Dataset items >>
━━━━━━━━━━━━━━━━━━━━

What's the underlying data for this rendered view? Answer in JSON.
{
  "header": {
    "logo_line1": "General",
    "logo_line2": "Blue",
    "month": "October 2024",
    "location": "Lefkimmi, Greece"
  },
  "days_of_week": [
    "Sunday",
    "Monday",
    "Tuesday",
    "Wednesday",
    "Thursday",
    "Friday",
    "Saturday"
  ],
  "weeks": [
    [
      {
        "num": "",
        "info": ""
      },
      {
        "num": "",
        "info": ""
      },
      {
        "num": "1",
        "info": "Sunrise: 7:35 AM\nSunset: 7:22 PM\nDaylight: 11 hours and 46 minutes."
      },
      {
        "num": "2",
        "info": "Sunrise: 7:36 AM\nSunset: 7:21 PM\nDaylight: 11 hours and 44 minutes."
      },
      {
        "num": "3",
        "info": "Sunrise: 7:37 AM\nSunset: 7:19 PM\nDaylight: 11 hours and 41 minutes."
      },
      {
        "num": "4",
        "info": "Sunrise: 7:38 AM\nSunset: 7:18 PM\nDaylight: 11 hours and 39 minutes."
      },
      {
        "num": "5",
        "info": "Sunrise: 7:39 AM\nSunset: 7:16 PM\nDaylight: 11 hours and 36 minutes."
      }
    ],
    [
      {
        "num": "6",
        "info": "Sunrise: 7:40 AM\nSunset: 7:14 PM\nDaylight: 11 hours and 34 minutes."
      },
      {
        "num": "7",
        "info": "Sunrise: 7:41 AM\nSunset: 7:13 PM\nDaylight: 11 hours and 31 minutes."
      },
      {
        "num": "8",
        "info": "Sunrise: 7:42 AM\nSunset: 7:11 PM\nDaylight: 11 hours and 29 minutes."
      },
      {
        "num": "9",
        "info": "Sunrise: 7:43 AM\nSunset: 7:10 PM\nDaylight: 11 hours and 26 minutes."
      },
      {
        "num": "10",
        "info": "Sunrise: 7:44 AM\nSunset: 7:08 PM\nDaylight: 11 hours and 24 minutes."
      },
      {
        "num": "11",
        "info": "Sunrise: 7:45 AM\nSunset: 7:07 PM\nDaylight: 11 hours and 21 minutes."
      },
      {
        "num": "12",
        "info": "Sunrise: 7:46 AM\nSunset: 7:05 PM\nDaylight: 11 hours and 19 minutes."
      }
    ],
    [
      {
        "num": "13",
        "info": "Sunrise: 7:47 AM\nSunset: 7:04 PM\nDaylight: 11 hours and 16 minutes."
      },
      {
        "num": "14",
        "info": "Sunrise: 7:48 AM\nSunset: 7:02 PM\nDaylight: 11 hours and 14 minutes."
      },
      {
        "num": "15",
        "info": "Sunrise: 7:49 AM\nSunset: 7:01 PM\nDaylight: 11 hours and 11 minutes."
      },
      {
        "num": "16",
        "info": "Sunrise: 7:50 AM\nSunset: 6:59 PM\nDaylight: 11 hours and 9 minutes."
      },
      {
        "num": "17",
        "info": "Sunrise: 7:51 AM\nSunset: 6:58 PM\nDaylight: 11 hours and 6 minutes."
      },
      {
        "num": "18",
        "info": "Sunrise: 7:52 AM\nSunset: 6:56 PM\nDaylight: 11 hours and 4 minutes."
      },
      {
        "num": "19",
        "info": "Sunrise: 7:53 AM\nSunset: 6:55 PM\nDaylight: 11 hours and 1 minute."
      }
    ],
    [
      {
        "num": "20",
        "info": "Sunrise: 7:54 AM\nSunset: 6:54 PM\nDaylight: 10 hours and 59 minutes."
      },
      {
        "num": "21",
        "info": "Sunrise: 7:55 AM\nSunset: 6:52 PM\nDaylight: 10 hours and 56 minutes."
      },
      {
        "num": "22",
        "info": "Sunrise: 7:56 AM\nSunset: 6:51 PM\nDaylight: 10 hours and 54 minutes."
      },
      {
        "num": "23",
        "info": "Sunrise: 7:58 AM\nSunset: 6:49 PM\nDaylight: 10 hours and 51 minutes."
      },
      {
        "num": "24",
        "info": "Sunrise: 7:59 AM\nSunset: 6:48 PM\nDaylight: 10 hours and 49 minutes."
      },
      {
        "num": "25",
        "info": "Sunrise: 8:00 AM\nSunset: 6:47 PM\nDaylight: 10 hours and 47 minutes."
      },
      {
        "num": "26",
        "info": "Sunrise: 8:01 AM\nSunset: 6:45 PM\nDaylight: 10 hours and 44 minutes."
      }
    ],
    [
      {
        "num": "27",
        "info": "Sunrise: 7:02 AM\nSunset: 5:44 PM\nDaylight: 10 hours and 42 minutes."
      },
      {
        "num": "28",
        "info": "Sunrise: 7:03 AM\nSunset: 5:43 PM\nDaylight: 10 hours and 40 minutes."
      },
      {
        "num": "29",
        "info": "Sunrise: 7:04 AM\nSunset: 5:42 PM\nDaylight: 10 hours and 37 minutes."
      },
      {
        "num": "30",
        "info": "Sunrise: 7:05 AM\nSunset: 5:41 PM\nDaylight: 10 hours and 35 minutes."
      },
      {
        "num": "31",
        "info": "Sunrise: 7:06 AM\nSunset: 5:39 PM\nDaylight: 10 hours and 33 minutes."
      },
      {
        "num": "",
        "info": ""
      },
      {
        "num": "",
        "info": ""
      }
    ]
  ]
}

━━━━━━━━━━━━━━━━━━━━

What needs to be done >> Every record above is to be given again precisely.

Answer box >>
What's the underlying data for this rendered view? Answer in JSON.
{
  "header": {
    "logo_line1": "General",
    "logo_line2": "Blue",
    "month": "October 2024",
    "location": "Lefkimmi, Greece"
  },
  "days_of_week": [
    "Sunday",
    "Monday",
    "Tuesday",
    "Wednesday",
    "Thursday",
    "Friday",
    "Saturday"
  ],
  "weeks": [
    [
      {
        "num": "",
        "info": ""
      },
      {
        "num": "",
        "info": ""
      },
      {
        "num": "1",
        "info": "Sunrise: 7:35 AM\nSunset: 7:22 PM\nDaylight: 11 hours and 46 minutes."
      },
      {
        "num": "2",
        "info": "Sunrise: 7:36 AM\nSunset: 7:21 PM\nDaylight: 11 hours and 44 minutes."
      },
      {
        "num": "3",
        "info": "Sunrise: 7:37 AM\nSunset: 7:19 PM\nDaylight: 11 hours and 41 minutes."
      },
      {
        "num": "4",
        "info": "Sunrise: 7:38 AM\nSunset: 7:18 PM\nDaylight: 11 hours and 39 minutes."
      },
      {
        "num": "5",
        "info": "Sunrise: 7:39 AM\nSunset: 7:16 PM\nDaylight: 11 hours and 36 minutes."
      }
    ],
    [
      {
        "num": "6",
        "info": "Sunrise: 7:40 AM\nSunset: 7:14 PM\nDaylight: 11 hours and 34 minutes."
      },
      {
        "num": "7",
        "info": "Sunrise: 7:41 AM\nSunset: 7:13 PM\nDaylight: 11 hours and 31 minutes."
      },
      {
        "num": "8",
        "info": "Sunrise: 7:42 AM\nSunset: 7:11 PM\nDaylight: 11 hours and 29 minutes."
      },
      {
        "num": "9",
        "info": "Sunrise: 7:43 AM\nSunset: 7:10 PM\nDaylight: 11 hours and 26 minutes."
      },
      {
        "num": "10",
        "info": "Sunrise: 7:44 AM\nSunset: 7:08 PM\nDaylight: 11 hours and 24 minutes."
      },
      {
        "num": "11",
        "info": "Sunrise: 7:45 AM\nSunset: 7:07 PM\nDaylight: 11 hours and 21 minutes."
      },
      {
        "num": "12",
        "info": "Sunrise: 7:46 AM\nSunset: 7:05 PM\nDaylight: 11 hours and 19 minutes."
      }
    ],
    [
      {
        "num": "13",
        "info": "Sunrise: 7:47 AM\nSunset: 7:04 PM\nDaylight: 11 hours and 16 minutes."
      },
      {
        "num": "14",
        "info": "Sunrise: 7:48 AM\nSunset: 7:02 PM\nDaylight: 11 hours and 14 minutes."
      },
      {
        "num": "15",
        "info": "Sunrise: 7:49 AM\nSunset: 7:01 PM\nDaylight: 11 hours and 11 minutes."
      },
      {
        "num": "16",
        "info": "Sunrise: 7:50 AM\nSunset: 6:59 PM\nDaylight: 11 hours and 9 minutes."
      },
      {
        "num": "17",
        "info": "Sunrise: 7:51 AM\nSunset: 6:58 PM\nDaylight: 11 hours and 6 minutes."
      },
      {
        "num": "18",
        "info": "Sunrise: 7:52 AM\nSunset: 6:56 PM\nDaylight: 11 hours and 4 minutes."
      },
      {
        "num": "19",
        "info": "Sunrise: 7:53 AM\nSunset: 6:55 PM\nDaylight: 11 hours and 1 minute."
      }
    ],
    [
      {
        "num": "20",
        "info": "Sunrise: 7:54 AM\nSunset: 6:54 PM\nDaylight: 10 hours and 59 minutes."
      },
      {
        "num": "21",
        "info": "Sunrise: 7:55 AM\nSunset: 6:52 PM\nDaylight: 10 hours and 56 minutes."
      },
      {
        "num": "22",
        "info": "Sunrise: 7:56 AM\nSunset: 6:51 PM\nDaylight: 10 hours and 54 minutes."
      },
      {
        "num": "23",
        "info": "Sunrise: 7:58 AM\nSunset: 6:49 PM\nDaylight: 10 hours and 51 minutes."
      },
      {
        "num": "24",
        "info": "Sunrise: 7:59 AM\nSunset: 6:48 PM\nDaylight: 10 hours and 49 minutes."
      },
      {
        "num": "25",
        "info": "Sunrise: 8:00 AM\nSunset: 6:47 PM\nDaylight: 10 hours and 47 minutes."
      },
      {
        "num": "26",
        "info": "Sunrise: 8:01 AM\nSunset: 6:45 PM\nDaylight: 10 hours and 44 minutes."
      }
    ],
    [
      {
        "num": "27",
        "info": "Sunrise: 7:02 AM\nSunset: 5:44 PM\nDaylight: 10 hours and 42 minutes."
      },
      {
        "num": "28",
        "info": "Sunrise: 7:03 AM\nSunset: 5:43 PM\nDaylight: 10 hours and 40 minutes."
      },
      {
        "num": "29",
        "info": "Sunrise: 7:04 AM\nSunset: 5:42 PM\nDaylight: 10 hours and 37 minutes."
      },
      {
        "num": "30",
        "info": "Sunrise: 7:05 AM\nSunset: 5:41 PM\nDaylight: 10 hours and 35 minutes."
      },
      {
        "num": "31",
        "info": "Sunrise: 7:06 AM\nSunset: 5:39 PM\nDaylight: 10 hours and 33 minutes."
      },
      {
        "num": "",
        "info": ""
      },
      {
        "num": "",
        "info": ""
      }
    ]
  ]
}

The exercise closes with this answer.